ScreamRide Review  (8.3)

Do you love rollercoasters? You probably should because they’re awesome. Developers Frontier Developments (Rollercoaster Tycoon 3, Elite: Dangerous) sure do, and through ScreamRide, they’ve created a pretty awesome title on Xbox.

ScreamRide cuts out all of the tycoon stuff that I kind of hoped would be in it. Instead, it focuses on the devilish part you were always a fan of, which making rollercoasters go way too fast and killing everybody onboard (probably). ScreamRide is almost a collection of mini-games, but it’s real good at all of them! It uses an insanely satisfying destruction and physics engine in order to make the experience even better.


The first of the games in ScreamRide is ScreamRider. This version basically has the player controlling a rollercoaster car on a pre-made track. Inside of the car are four test subjects dressed as crash dummies who are way too excited to be on this. The earlier levels start with your basics: accelerate, brake, turn, and boost. As the levels go on, things get way more creative.

ScreamRider incorporates an incredibly high amount of hand-eye coordination reflexes. It adds timing bonuses by pushing X at the end of a boost, objects on the track you need to avoid by going up on two wheels and more. The tracks can be incredibly frustrating as they can rewarding. You’re encouraged to cause the “biggest scream” by going as fast as possible, but turn too fast and the entire car slams off the tracks, resulting in hilarious ragdoll physics. You have to lean left and right on these turns to keep it on the tracks. I wish it would have been more of a Tony Hawk-grind system versus what it is. The physics are in play, but for such an arcade-style game, I wish the car didn’t handle the way it did. Another obstacle is tracks where only one side is available, forcing you to balance on it. THESE are the leans that are handled well. Like I said, it’s frustrating as the game goes on, but super rewarding when you score a perfect run. The entire experience feels like an ice luge. You memorize every single turn wanting to nail that score. Think the Trials series.

The second mode is my favorite: Demolition Expert. This mode sets up enormous skylines. There’s skyscrapers, small buildings, bridges etc. You are given a giant spinning mechanical arm that holds capsules containing, you guessed it, strapped-in humans. You can adjust the speed from 1-9. Upon hitting A, time slows and you are shown a path to launch it. The idea is basically to level all the buildings using these human capsules.

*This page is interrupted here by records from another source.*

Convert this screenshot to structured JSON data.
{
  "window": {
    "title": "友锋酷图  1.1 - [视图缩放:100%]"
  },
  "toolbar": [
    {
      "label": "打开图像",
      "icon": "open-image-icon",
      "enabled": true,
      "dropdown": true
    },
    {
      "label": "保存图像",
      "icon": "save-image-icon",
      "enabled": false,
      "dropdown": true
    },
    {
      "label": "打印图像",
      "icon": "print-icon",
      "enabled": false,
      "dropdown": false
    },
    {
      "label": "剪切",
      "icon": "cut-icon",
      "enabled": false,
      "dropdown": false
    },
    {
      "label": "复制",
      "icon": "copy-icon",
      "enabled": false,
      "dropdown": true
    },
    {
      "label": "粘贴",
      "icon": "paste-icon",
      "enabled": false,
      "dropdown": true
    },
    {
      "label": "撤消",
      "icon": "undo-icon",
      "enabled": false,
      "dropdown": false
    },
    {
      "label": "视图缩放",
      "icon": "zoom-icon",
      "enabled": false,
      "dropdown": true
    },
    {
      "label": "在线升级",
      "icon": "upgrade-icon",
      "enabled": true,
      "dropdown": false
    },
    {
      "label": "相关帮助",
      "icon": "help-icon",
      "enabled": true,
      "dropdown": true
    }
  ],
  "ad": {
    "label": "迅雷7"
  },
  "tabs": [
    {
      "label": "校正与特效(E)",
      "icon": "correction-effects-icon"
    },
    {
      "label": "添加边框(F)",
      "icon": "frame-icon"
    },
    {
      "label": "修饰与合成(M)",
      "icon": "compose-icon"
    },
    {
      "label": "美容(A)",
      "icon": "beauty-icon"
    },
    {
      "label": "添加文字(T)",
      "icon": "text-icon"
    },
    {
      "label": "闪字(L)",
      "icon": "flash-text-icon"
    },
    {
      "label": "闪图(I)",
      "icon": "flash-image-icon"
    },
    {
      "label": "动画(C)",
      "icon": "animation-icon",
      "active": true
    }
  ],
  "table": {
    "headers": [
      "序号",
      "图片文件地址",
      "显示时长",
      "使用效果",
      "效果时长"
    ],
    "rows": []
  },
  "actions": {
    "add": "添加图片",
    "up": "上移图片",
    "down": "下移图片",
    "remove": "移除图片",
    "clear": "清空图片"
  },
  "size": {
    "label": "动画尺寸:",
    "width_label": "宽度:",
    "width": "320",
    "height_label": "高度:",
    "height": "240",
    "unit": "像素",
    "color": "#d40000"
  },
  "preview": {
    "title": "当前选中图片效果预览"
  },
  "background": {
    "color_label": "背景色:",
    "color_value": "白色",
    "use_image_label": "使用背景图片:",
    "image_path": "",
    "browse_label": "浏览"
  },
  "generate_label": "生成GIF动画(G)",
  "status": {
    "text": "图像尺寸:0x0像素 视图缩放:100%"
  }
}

There’s strategic explosives placed everywhere, and the perfect shot can level entire buildings. The demolition physics are unbelievable as buildings completely shatter in hundreds of pieces. Explosions can even cause pieces of building to rocket out and hit another building, even causing that one to completely cave in on itself. It never fails to be an amazing sight, and it’s incredibly satisfying every time. It’s worth noting there was minor FPS issues, but nothing that drastically affected the experience.


The last mode is Engineer Challenge. This mode lets you build your own ultimate ScreamRider coaster on the idea that you will meet given goals for the individual challenge. By doing the other two modes, you unlock all kinds of parts and variants, each usually more insane than the previous. It can be a little hard at first, but it’s easy to keep it simple at the beginning and learn the ropes.

You can test drive your own track at any time, giving you a lot of great feedback such as where riders became nauseous, or where your most extreme moments were. The most important marker is it will show where you’re most likely to derail, which is the most frustrating part of the game. It’s very reminiscent of the Rollercoaster Tycoon-building days of past, but ramped up for a modern age. Of course, your car will always derail on an unfinished track, causing hilarity every single time. It’s not exactly a bad thing.


You can then of course jump into a massive level editor and create any of the three modes to share online with others. It can be a bit hard to navigate all of your options, but after building your first coaster, you pick it up fairly quickly. I expect to see some incredibly complex and insane creations as the year goes on.

The unique Pixar-like art style is a great and humorous compliment to a world which is sadistic and terrifying (you are strapping humans into balls and launching them at buildings while you hear screams, after all). There is actually a lot of backstory you can listen to through PA announcements, and it sort of reminded me of Portal. I’d love to see the universe expanded on, and I’m incredibly excited to see what hardcore level builders will manage to create. The physics engine is insanely spectacular, the game modes are fun, and you’re never overwhelmed by any one thing. ScreamRide manages to keep you drawn in by focusing on the thrill of it all. Hold on tight.

ScreamRide Review


ScreamRide provides an excellent, yet challenging gameplay experience in an incredibly unique world.

Unacceptable |Not Recommended | Acceptable| Recommended | Highly Recommended


ScreamRide was reviewed using an Xbox One downloadable copy provided by Microsoft Studios.

About The Author: Brett

Brett founded NEG in 2010 because he's loved games his whole life. Combining his knowledge with others in the local gaming scene has resulted in something special. In addition to the website, he coordinates gaming charity events and works in digital marketing. His favorites are shooters and adventure games. He will also destroy you in any instrument in Rock Band or Guitar Hero (including singing).